Extracted data
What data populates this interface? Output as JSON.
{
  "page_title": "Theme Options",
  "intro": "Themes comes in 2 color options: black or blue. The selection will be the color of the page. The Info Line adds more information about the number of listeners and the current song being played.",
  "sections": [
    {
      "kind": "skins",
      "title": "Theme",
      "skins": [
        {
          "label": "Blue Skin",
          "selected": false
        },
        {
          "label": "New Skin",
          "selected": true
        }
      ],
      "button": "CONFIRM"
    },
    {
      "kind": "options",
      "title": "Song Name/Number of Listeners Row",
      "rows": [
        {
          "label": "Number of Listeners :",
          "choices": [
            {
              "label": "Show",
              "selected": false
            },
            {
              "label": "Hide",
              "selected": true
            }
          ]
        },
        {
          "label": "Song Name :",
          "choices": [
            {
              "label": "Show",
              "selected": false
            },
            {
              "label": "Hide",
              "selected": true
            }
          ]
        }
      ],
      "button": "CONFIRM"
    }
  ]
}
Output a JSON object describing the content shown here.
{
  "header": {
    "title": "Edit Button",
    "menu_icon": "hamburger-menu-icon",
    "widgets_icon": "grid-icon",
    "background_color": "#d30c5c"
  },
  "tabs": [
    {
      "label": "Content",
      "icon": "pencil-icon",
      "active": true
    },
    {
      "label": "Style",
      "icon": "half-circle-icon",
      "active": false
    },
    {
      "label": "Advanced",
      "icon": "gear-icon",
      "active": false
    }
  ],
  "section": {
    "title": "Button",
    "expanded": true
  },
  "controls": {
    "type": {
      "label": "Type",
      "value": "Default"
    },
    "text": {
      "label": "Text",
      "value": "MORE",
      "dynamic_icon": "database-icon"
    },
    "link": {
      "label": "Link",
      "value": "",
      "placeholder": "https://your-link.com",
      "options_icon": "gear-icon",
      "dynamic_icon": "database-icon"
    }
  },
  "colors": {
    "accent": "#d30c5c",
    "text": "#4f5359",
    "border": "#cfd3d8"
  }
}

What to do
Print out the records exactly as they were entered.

Output of the task
What data populates this interface? Output as JSON.
{
  "page_title": "Theme Options",
  "intro": "Themes comes in 2 color options: black or blue. The selection will be the color of the page. The Info Line adds more information about the number of listeners and the current song being played.",
  "sections": [
    {
      "kind": "skins",
      "title": "Theme",
      "skins": [
        {
          "label": "Blue Skin",
          "selected": false
        },
        {
          "label": "New Skin",
          "selected": true
        }
      ],
      "button": "CONFIRM"
    },
    {
      "kind": "options",
      "title": "Song Name/Number of Listeners Row",
      "rows": [
        {
          "label": "Number of Listeners :",
          "choices": [
            {
              "label": "Show",
              "selected": false
            },
            {
              "label": "Hide",
              "selected": true
            }
          ]
        },
        {
          "label": "Song Name :",
          "choices": [
            {
              "label": "Show",
              "selected": false
            },
            {
              "label": "Hide",
              "selected": true
            }
          ]
        }
      ],
      "button": "CONFIRM"
    }
  ]
}
Output a JSON object describing the content shown here.
{
  "header": {
    "title": "Edit Button",
    "menu_icon": "hamburger-menu-icon",
    "widgets_icon": "grid-icon",
    "background_color": "#d30c5c"
  },
  "tabs": [
    {
      "label": "Content",
      "icon": "pencil-icon",
      "active": true
    },
    {
      "label": "Style",
      "icon": "half-circle-icon",
      "active": false
    },
    {
      "label": "Advanced",
      "icon": "gear-icon",
      "active": false
    }
  ],
  "section": {
    "title": "Button",
    "expanded": true
  },
  "controls": {
    "type": {
      "label": "Type",
      "value": "Default"
    },
    "text": {
      "label": "Text",
      "value": "MORE",
      "dynamic_icon": "database-icon"
    },
    "link": {
      "label": "Link",
      "value": "",
      "placeholder": "https://your-link.com",
      "options_icon": "gear-icon",
      "dynamic_icon": "database-icon"
    }
  },
  "colors": {
    "accent": "#d30c5c",
    "text": "#4f5359",
    "border": "#cfd3d8"
  }
}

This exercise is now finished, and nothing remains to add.